Then there is the ransomware targeting local and state governments as well as K-12 educational institutions. It was dubbed MarsJoke by Proofpoint researchers after they found the string “HelloWorldItsJokeFromMars” in the code. Although they had seen MarsJoke back in August, they detected the first large-scale email MarsJoke campaign on September 22.

The researchers believe MarsJoke is being delivered via the Kelihos botnet. The malicious emails include stolen branding and are designed to look like they came from a “major national air carrier” or shipping company. If an unfortunate soul is fooled by the lure, then a file is downloaded that installs MarsJoke and encrypts files.

The victim’s desktop background changes to a ransom note, demanding 0.7 bitcoin before 96 hours are up or the files are deleted. At the time of publishing, .7 bitcoin was equal to $422.16.

Besides state and local government agencies and educational institutions, some healthcare, telecommunications and insurance industries have also been hit, as the attackers are looking for “easy target” organizations that likely do not have strong defensive resources or robust backup procedures.

Donald Trump ransomware

Bleeping Computer’s Lawrence Abrams found Donald Trump ransomware that is currently under development but will likely never be actively distributed. The ransomware has functions to encrypt files using AES, but it doesn’t encrypt anything in its current form. Nevertheless, Abrams urged users to be very cautious about opening election news email attachments.

Ransomware named after Lord Voldemort’s pet snake

A malware author who is apparently also a fan of Harry Potter novels is developing ransomware that pays tribute to the villain Voldemort. The ransomware discovered by Michael Gillespie is named after Voldemort’s pet snake Nagini.

“What is interesting, is that instead of asking for a ransom payment in bitcoins, it is asking for users to enter a credit card number instead,” wrote Lawrence Abrams on Bleeping Computer.

Right now, the Nagini ransomware works only on a test system and targets only a handful of file extensions listed in folders of ransomware developer “Colosseum.”

Unlike the Donald Trump ransomware, Abrams did not predict development on Nagini ransomware will stop, nor did he suggest it will not be distributed. With Halloween just right around corner, who knows if there will be an uptick of ransomware referencing scary or villainous pop culture icons on lock screens?

ms smith

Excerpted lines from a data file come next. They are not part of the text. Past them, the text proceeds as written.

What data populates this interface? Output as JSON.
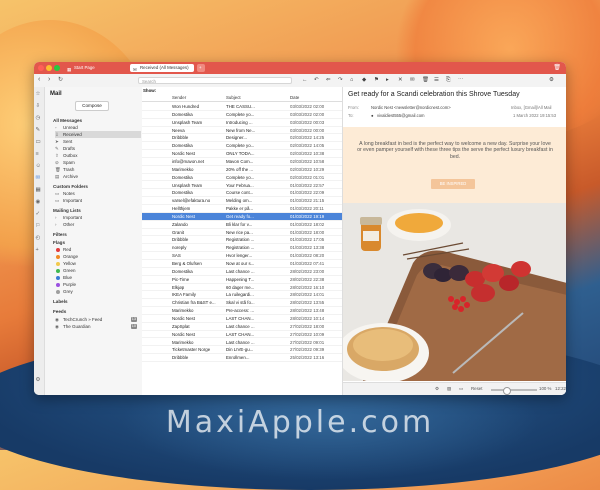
{
  "window": {
    "tabs": [
      {
        "label": "Start Page",
        "icon": "calendar-icon"
      },
      {
        "label": "Received (All Messages)",
        "icon": "mail-icon"
      }
    ],
    "new_tab_symbol": "+",
    "search_placeholder": "Search"
  },
  "sidebar": {
    "title": "Mail",
    "compose_label": "Compose",
    "all_messages_label": "All Messages",
    "folders": [
      {
        "label": "Unread"
      },
      {
        "label": "Received",
        "selected": true
      },
      {
        "label": "Sent"
      },
      {
        "label": "Drafts"
      },
      {
        "label": "Outbox"
      },
      {
        "label": "Spam"
      },
      {
        "label": "Trash"
      },
      {
        "label": "Archive"
      }
    ],
    "custom_folders_label": "Custom Folders",
    "custom_folders": [
      {
        "label": "Notes"
      },
      {
        "label": "Important"
      }
    ],
    "mailing_lists_label": "Mailing Lists",
    "mailing_lists": [
      {
        "label": "Important"
      },
      {
        "label": "Other"
      }
    ],
    "filters_label": "Filters",
    "flags_label": "Flags",
    "flags": [
      {
        "label": "Red",
        "color": "#e23b3b"
      },
      {
        "label": "Orange",
        "color": "#f08a24"
      },
      {
        "label": "Yellow",
        "color": "#f2c94c"
      },
      {
        "label": "Green",
        "color": "#3fb950"
      },
      {
        "label": "Blue",
        "color": "#3a7bd5"
      },
      {
        "label": "Purple",
        "color": "#9b51e0"
      },
      {
        "label": "Grey",
        "color": "#9e9e9e"
      }
    ],
    "labels_label": "Labels",
    "feeds_label": "Feeds",
    "feeds": [
      {
        "label": "TechCrunch » Feed",
        "count": "13"
      },
      {
        "label": "The Guardian",
        "count": "10"
      }
    ]
  },
  "list": {
    "show_label": "Show:",
    "columns": {
      "sender": "Sender",
      "subject": "Subject",
      "date": "Date"
    },
    "rows": [
      {
        "sender": "Won Hundred",
        "subject": "THE CASSU...",
        "date": "03/03/2022 02:00"
      },
      {
        "sender": "Domestika",
        "subject": "Complete yo...",
        "date": "03/03/2022 02:00"
      },
      {
        "sender": "Unsplash Team",
        "subject": "Introducing ...",
        "date": "03/03/2022 00:03"
      },
      {
        "sender": "Neeva",
        "subject": "New from Ne...",
        "date": "03/03/2022 00:00"
      },
      {
        "sender": "Dribbble",
        "subject": "Designer...",
        "date": "02/03/2022 14:25"
      },
      {
        "sender": "Domestika",
        "subject": "Complete yo...",
        "date": "02/03/2022 14:05"
      },
      {
        "sender": "Nordic Nest",
        "subject": "ONLY TODA...",
        "date": "02/03/2022 10:38"
      },
      {
        "sender": "info@mavon.net",
        "subject": "Mavon Com...",
        "date": "02/03/2022 10:58"
      },
      {
        "sender": "Marimekko",
        "subject": "20% off the ...",
        "date": "02/03/2022 10:29"
      },
      {
        "sender": "Domestika",
        "subject": "Complete yo...",
        "date": "02/03/2022 01:01"
      },
      {
        "sender": "Unsplash Team",
        "subject": "Your Februa...",
        "date": "01/03/2022 22:57"
      },
      {
        "sender": "Domestika",
        "subject": "Course cont...",
        "date": "01/03/2022 22:09"
      },
      {
        "sender": "varsel@efaktura.no",
        "subject": "Melding om...",
        "date": "01/03/2022 21:15"
      },
      {
        "sender": "Hellthjem",
        "subject": "Pakke er på...",
        "date": "01/03/2022 20:11"
      },
      {
        "sender": "Nordic Nest",
        "subject": "Get ready fo...",
        "date": "01/03/2022 19:19",
        "selected": true
      },
      {
        "sender": "Zalando",
        "subject": "Bli klar for v...",
        "date": "01/03/2022 18:02"
      },
      {
        "sender": "Granit",
        "subject": "New rice pa...",
        "date": "01/03/2022 18:00"
      },
      {
        "sender": "Dribbble",
        "subject": "Registration ...",
        "date": "01/03/2022 17:05"
      },
      {
        "sender": "noreply",
        "subject": "Registration ...",
        "date": "01/03/2022 13:38"
      },
      {
        "sender": "SAS",
        "subject": "Hvor lenger...",
        "date": "01/03/2022 08:20"
      },
      {
        "sender": "Berg & Olufsen",
        "subject": "Now at our s...",
        "date": "01/03/2022 07:41"
      },
      {
        "sender": "Domestika",
        "subject": "Last chance ...",
        "date": "28/02/2022 23:00"
      },
      {
        "sender": "Pic-Time",
        "subject": "Happening T...",
        "date": "28/02/2022 22:38"
      },
      {
        "sender": "Elkjøp",
        "subject": "60 dager me...",
        "date": "28/02/2022 16:10"
      },
      {
        "sender": "IKEA Family",
        "subject": "La ruilegardi...",
        "date": "28/02/2022 14:01"
      },
      {
        "sender": "Christian fra B&ST e...",
        "subject": "Skal vi stå fo...",
        "date": "28/02/2022 13:55"
      },
      {
        "sender": "Marimekko",
        "subject": "Pre-access: ...",
        "date": "28/02/2022 13:48"
      },
      {
        "sender": "Nordic Nest",
        "subject": "LAST CHAN...",
        "date": "28/02/2022 10:14"
      },
      {
        "sender": "ZapSplat",
        "subject": "Last chance ...",
        "date": "27/02/2022 18:00"
      },
      {
        "sender": "Nordic Nest",
        "subject": "LAST CHAN...",
        "date": "27/02/2022 10:09"
      },
      {
        "sender": "Marimekko",
        "subject": "Last chance ...",
        "date": "27/02/2022 09:01"
      },
      {
        "sender": "Ticketmaster Norge",
        "subject": "Din LIVE-gu...",
        "date": "27/02/2022 09:39"
      },
      {
        "sender": "Dribbble",
        "subject": "Enrollmen...",
        "date": "25/02/2022 13:16"
      }
    ]
  },
  "preview": {
    "subject": "Get ready for a Scandi celebration this Shrove Tuesday",
    "from_label": "From:",
    "from": "Nordic Nest <newsletter@nordicnest.com>",
    "to_label": "To:",
    "to": "vivaldiest555@gmail.com",
    "folder": "Inbox, [Gmail]/All Mail",
    "date": "1 March 2022 19:15:53",
    "body_text": "A long breakfast in bed is the perfect way to welcome a new day. Surprise your love or even pamper yourself with these three tips the serve the perfect luxury breakfast in bed.",
    "cta_label": "BE INSPIRED",
    "status_reset": "Reset",
    "status_zoom": "100 %",
    "status_time": "12:22"
  },
  "watermark": "MaxiApple.com"
}
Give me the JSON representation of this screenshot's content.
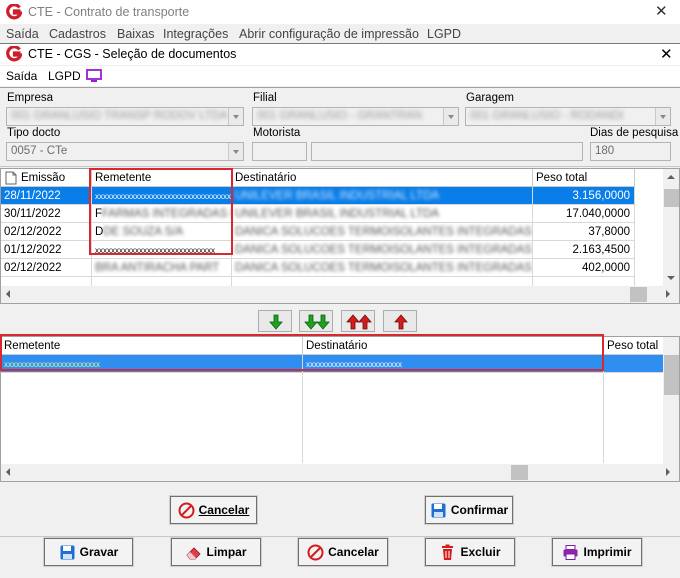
{
  "outer_window": {
    "title": "CTE - Contrato de transporte",
    "close_glyph": "✕",
    "menu": [
      "Saída",
      "Cadastros",
      "Baixas",
      "Integrações",
      "Abrir configuração de impressão",
      "LGPD"
    ]
  },
  "inner_window": {
    "title": "CTE - CGS - Seleção de documentos",
    "close_glyph": "✕",
    "menu": [
      "Saída",
      "LGPD"
    ]
  },
  "filters": {
    "empresa_label": "Empresa",
    "empresa_value": "001 GRANLUSIO TRANSP RODOV LTDA",
    "filial_label": "Filial",
    "filial_value": "001 GRANLUSIO - GRANTRAN",
    "garagem_label": "Garagem",
    "garagem_value": "001 GRANLUSIO - RODANDI",
    "tipo_docto_label": "Tipo docto",
    "tipo_docto_value": "0057 - CTe",
    "motorista_label": "Motorista",
    "motorista_code": "",
    "motorista_name": "",
    "dias_label": "Dias de pesquisa",
    "dias_value": "180"
  },
  "top_grid": {
    "columns": [
      "Emissão",
      "Remetente",
      "Destinatário",
      "Peso total"
    ],
    "rows": [
      {
        "emissao": "28/11/2022",
        "remetente": "xxxxxxxxxxxxxxxxxxxxxxxxxxxxxxxxxx",
        "destinatario": "UNILEVER BRASIL INDUSTRIAL LTDA",
        "peso": "3.156,0000"
      },
      {
        "emissao": "30/11/2022",
        "remetente": "F",
        "remetente_blur": "FARMAS INTEGRADAS LTDA",
        "destinatario": "UNILEVER BRASIL INDUSTRIAL LTDA",
        "peso": "17.040,0000"
      },
      {
        "emissao": "02/12/2022",
        "remetente": "D",
        "remetente_blur": "DE SOUZA S/A",
        "destinatario": "DANICA SOLUCOES TERMOISOLANTES INTEGRADAS S",
        "peso": "37,8000"
      },
      {
        "emissao": "01/12/2022",
        "remetente": "xxxxxxxxxxxxxxxxxxxxxxxxxxxxxx",
        "destinatario": "DANICA SOLUCOES TERMOISOLANTES INTEGRADAS S",
        "peso": "2.163,4500"
      },
      {
        "emissao": "02/12/2022",
        "remetente": "",
        "remetente_blur": "BRA ANTIRACHA PART",
        "destinatario": "DANICA SOLUCOES TERMOISOLANTES INTEGRADAS S",
        "peso": "402,0000"
      }
    ]
  },
  "bottom_grid": {
    "columns": [
      "Remetente",
      "Destinatário",
      "Peso total"
    ],
    "rows": [
      {
        "remetente": "xxxxxxxxxxxxxxxxxxxxxxxx",
        "destinatario": "xxxxxxxxxxxxxxxxxxxxxxxx",
        "peso": ""
      }
    ]
  },
  "buttons": {
    "cancelar_top": "Cancelar",
    "confirmar": "Confirmar",
    "gravar": "Gravar",
    "limpar": "Limpar",
    "cancelar": "Cancelar",
    "excluir": "Excluir",
    "imprimir": "Imprimir"
  },
  "colors": {
    "selection": "#0a7ee8",
    "highlight_box": "#d9282f",
    "brand_logo": "#cc1f2b",
    "green_arrow": "#1fa21f",
    "red_arrow": "#d41c1c"
  },
  "icons": {
    "logo": "brand-g-logo",
    "document_header": "document-icon",
    "monitor": "monitor-icon",
    "move_down": "arrow-down-icon",
    "move_all_down": "double-arrow-down-icon",
    "move_all_up": "double-arrow-up-icon",
    "move_up": "arrow-up-icon",
    "cancel": "cancel-icon",
    "save": "floppy-disk-icon",
    "clear": "eraser-icon",
    "delete": "trash-icon",
    "print": "printer-icon"
  }
}
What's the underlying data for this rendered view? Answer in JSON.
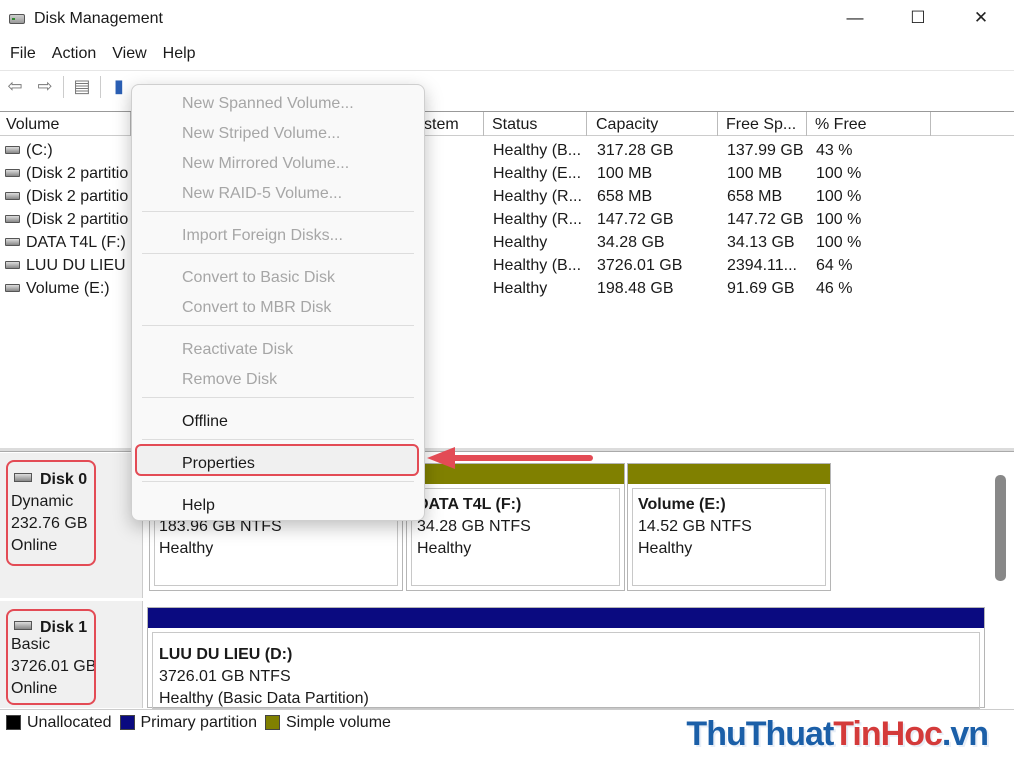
{
  "window": {
    "title": "Disk Management",
    "controls": {
      "minimize": "—",
      "maximize": "☐",
      "close": "✕"
    }
  },
  "menu": [
    "File",
    "Action",
    "View",
    "Help"
  ],
  "list": {
    "columns": [
      "Volume",
      "stem",
      "Status",
      "Capacity",
      "Free Sp...",
      "% Free"
    ],
    "rows": [
      {
        "volume": " (C:)",
        "status": "Healthy (B...",
        "capacity": "317.28 GB",
        "free": "137.99 GB",
        "pct": "43 %"
      },
      {
        "volume": "(Disk 2 partitio",
        "status": "Healthy (E...",
        "capacity": "100 MB",
        "free": "100 MB",
        "pct": "100 %"
      },
      {
        "volume": "(Disk 2 partitio",
        "status": "Healthy (R...",
        "capacity": "658 MB",
        "free": "658 MB",
        "pct": "100 %"
      },
      {
        "volume": "(Disk 2 partitio",
        "status": "Healthy (R...",
        "capacity": "147.72 GB",
        "free": "147.72 GB",
        "pct": "100 %"
      },
      {
        "volume": "DATA T4L (F:)",
        "status": "Healthy",
        "capacity": "34.28 GB",
        "free": "34.13 GB",
        "pct": "100 %"
      },
      {
        "volume": "LUU DU LIEU (I",
        "status": "Healthy (B...",
        "capacity": "3726.01 GB",
        "free": "2394.11...",
        "pct": "64 %"
      },
      {
        "volume": "Volume (E:)",
        "status": "Healthy",
        "capacity": "198.48 GB",
        "free": "91.69 GB",
        "pct": "46 %"
      }
    ]
  },
  "disks": [
    {
      "name": "Disk 0",
      "type": "Dynamic",
      "size": "232.76 GB",
      "state": "Online",
      "partitions": [
        {
          "name": "",
          "size": "183.96 GB NTFS",
          "status": "Healthy"
        },
        {
          "name": "DATA T4L  (F:)",
          "size": "34.28 GB NTFS",
          "status": "Healthy"
        },
        {
          "name": "Volume  (E:)",
          "size": "14.52 GB NTFS",
          "status": "Healthy"
        }
      ]
    },
    {
      "name": "Disk 1",
      "type": "Basic",
      "size": "3726.01 GB",
      "state": "Online",
      "partitions": [
        {
          "name": "LUU DU LIEU  (D:)",
          "size": "3726.01 GB NTFS",
          "status": "Healthy (Basic Data Partition)"
        }
      ]
    }
  ],
  "legend": [
    {
      "label": "Unallocated",
      "color": "#000000"
    },
    {
      "label": "Primary partition",
      "color": "#0a0a80"
    },
    {
      "label": "Simple volume",
      "color": "#808000"
    }
  ],
  "colors": {
    "simple_volume": "#808000",
    "primary_partition": "#0a0a80",
    "highlight": "#e34b55"
  },
  "context_menu": {
    "items": [
      "New Spanned Volume...",
      "New Striped Volume...",
      "New Mirrored Volume...",
      "New RAID-5 Volume...",
      "Import Foreign Disks...",
      "Convert to Basic Disk",
      "Convert to MBR Disk",
      "Reactivate Disk",
      "Remove Disk",
      "Offline",
      "Properties",
      "Help"
    ]
  },
  "watermark": {
    "part1": "ThuThuat",
    "part2": "TinHoc",
    "part3": ".vn"
  }
}
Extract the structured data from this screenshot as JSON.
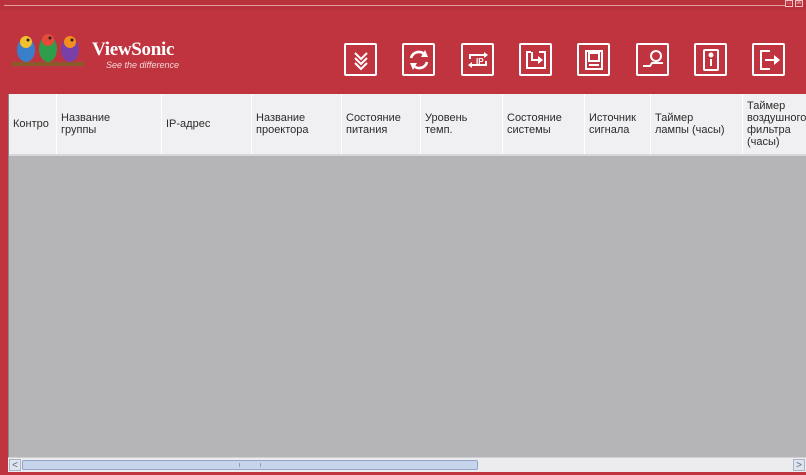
{
  "window": {
    "restore_glyph": "□",
    "close_glyph": "☒"
  },
  "brand": {
    "name": "ViewSonic",
    "tagline": "See the difference"
  },
  "toolbar": {
    "buttons": [
      {
        "name": "collapse-icon"
      },
      {
        "name": "refresh-icon"
      },
      {
        "name": "ip-transfer-icon"
      },
      {
        "name": "export-icon"
      },
      {
        "name": "save-icon"
      },
      {
        "name": "settings-icon"
      },
      {
        "name": "info-icon"
      },
      {
        "name": "exit-icon"
      }
    ]
  },
  "table": {
    "columns": [
      "Контро",
      "Название\nгруппы",
      "IP-адрес",
      "Название\nпроектора",
      "Состояние\nпитания",
      "Уровень\nтемп.",
      "Состояние\nсистемы",
      "Источник\nсигнала",
      "Таймер\nлампы (часы)",
      "Таймер\nвоздушного\nфильтра\n(часы)"
    ],
    "rows": []
  },
  "scrollbar": {
    "left_arrow": "<",
    "right_arrow": ">"
  },
  "colors": {
    "brand_red": "#c0343f",
    "table_bg": "#b5b5b8",
    "header_bg": "#f0f0f2"
  }
}
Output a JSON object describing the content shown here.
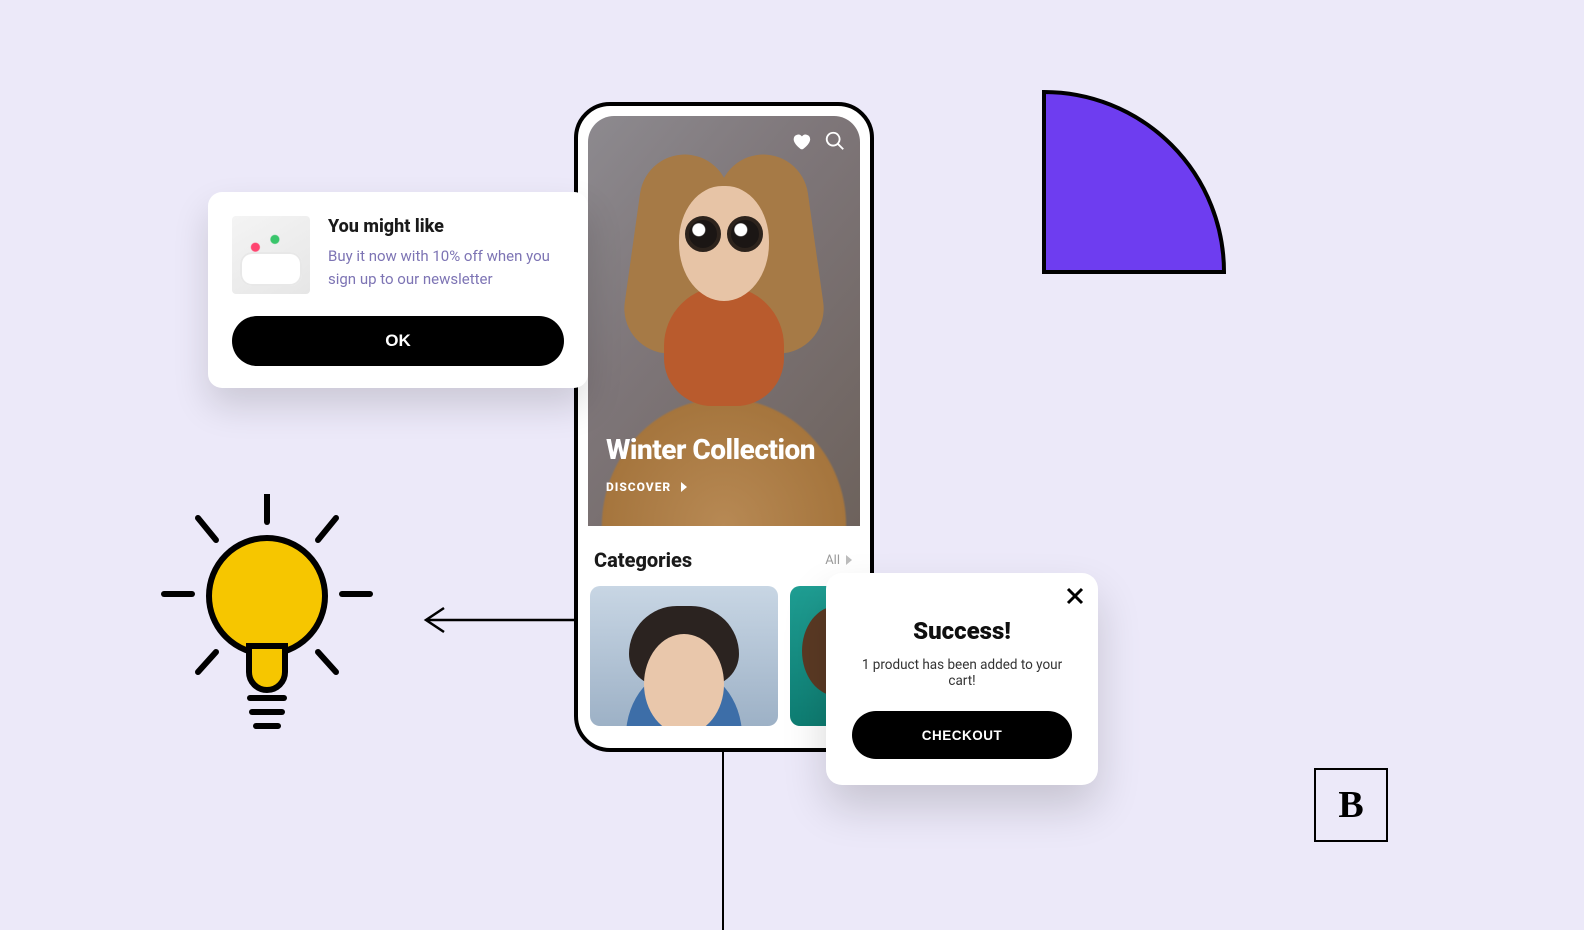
{
  "suggestion": {
    "title": "You might like",
    "body": "Buy it now with 10% off when you sign up to our newsletter",
    "ok_label": "OK"
  },
  "phone": {
    "hero_title": "Winter Collection",
    "discover_label": "DISCOVER",
    "categories_heading": "Categories",
    "categories_all_label": "All"
  },
  "success": {
    "title": "Success!",
    "message": "1 product has been added to your cart!",
    "checkout_label": "CHECKOUT"
  },
  "logo": {
    "letter": "B"
  },
  "colors": {
    "background": "#ece9f9",
    "accent_purple": "#6e3df0",
    "bulb_yellow": "#f6c600"
  }
}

Ms. Smith (not her real name) is a freelance writer and programmer with a special and somewhat personal interest in IT privacy and security issues. She focuses on the unique challenges of maintaining privacy and security, both for individuals and enterprises. She has worked as a journalist and has also penned many technical papers and guides covering various technologies. Smith is herself a self-described privacy and security freak.